Ahead of next year’s parliamentary elections in Hungary, EURACTIV spoke to the two contenders who hope to end the 12-year-long rule of Viktor Orban’s nationalist Fidesz.
The COVID-19 pandemic has driven home to policymakers the urgency of expanding connectivity, but further work is needed to ensure that its roll-out across the EU is comprehensive and inclusive, say experts working on the programme.
Almost three in ten black employees feel discriminated against by their employer while four in ten have left a job due to a lack of workplace diversity and inclusion, according to a new UK survey published on Friday (15 October).
Security experts have warned that the tools used by tech giants to detect child abuse online pose serious security and privacy risks, raising concerns around upcoming EU legislation.
The World Justice Project (WJP) has released the 2021 edition of the annual Rule of Law Index, which evaluates 139 countries and jurisdiction areas. The latest index demonstrates multi-year negative trends in the rule of law, some of which have been aggravated by the pandemic.
The European Commission will not propose banning gas-fired home boilers “overnight”, a senior EU official has said, explaining that differences in energy mix between EU member states are just too big to apply a one-size-fits-all solution.
Slovenian Prime Minister Janez Janša is facing criticism after tweeting that some MEPs are “Soros puppets”. The MEP’s under attack included Sophie in ‘t Veld, the chair of a fact-finding mission currently examining Slovenia’s compliance with the rule of law and media freedom covenants.
Finally, like every Friday, our weekly Digital Brief brings you all the latest digital news: be sure to check it out.
Look out for…

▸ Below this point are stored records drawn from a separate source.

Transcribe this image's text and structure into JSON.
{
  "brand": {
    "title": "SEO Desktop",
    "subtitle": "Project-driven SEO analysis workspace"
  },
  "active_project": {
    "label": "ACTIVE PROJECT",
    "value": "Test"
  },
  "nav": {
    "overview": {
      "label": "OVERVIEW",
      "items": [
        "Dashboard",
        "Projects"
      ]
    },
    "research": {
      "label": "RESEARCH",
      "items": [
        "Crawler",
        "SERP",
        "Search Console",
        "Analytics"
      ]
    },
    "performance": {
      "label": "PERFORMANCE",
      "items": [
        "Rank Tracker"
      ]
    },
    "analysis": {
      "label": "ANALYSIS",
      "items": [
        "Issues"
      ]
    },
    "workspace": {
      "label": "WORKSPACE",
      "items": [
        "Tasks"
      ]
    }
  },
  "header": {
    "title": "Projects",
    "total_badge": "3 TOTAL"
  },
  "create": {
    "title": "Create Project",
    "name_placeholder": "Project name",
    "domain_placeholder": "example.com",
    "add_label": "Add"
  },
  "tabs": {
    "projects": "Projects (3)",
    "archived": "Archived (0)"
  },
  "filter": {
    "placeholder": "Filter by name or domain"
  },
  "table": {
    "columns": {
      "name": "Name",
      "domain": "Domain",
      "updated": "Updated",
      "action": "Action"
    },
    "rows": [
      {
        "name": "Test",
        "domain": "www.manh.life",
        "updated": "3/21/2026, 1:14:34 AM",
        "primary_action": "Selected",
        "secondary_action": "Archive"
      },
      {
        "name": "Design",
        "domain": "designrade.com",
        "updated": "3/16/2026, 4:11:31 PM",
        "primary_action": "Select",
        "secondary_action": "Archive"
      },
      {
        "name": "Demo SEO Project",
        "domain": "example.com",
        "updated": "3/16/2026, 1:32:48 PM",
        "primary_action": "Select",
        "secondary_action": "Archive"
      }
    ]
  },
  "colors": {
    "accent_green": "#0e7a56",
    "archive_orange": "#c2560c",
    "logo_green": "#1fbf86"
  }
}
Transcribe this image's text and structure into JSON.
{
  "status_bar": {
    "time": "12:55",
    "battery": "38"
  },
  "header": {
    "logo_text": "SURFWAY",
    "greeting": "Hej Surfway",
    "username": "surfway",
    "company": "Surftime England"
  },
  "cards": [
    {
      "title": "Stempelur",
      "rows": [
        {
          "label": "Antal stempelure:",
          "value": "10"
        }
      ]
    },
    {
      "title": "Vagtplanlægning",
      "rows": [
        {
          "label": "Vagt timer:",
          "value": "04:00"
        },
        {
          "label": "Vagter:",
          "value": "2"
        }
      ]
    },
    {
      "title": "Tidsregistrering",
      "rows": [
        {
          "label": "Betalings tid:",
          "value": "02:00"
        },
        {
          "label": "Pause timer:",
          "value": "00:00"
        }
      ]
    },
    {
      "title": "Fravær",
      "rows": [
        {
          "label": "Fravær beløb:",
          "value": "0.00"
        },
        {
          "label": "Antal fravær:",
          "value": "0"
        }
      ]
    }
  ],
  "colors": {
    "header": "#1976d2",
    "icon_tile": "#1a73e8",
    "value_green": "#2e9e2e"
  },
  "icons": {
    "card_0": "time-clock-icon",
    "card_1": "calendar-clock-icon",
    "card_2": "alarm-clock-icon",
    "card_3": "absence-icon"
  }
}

- 18 – 21 October European Parliament Plenary session in Strasbourg.
- Foreign Affairs Council on 18 October
Views are the author’s
[Edited by Zoran Radosavljevic]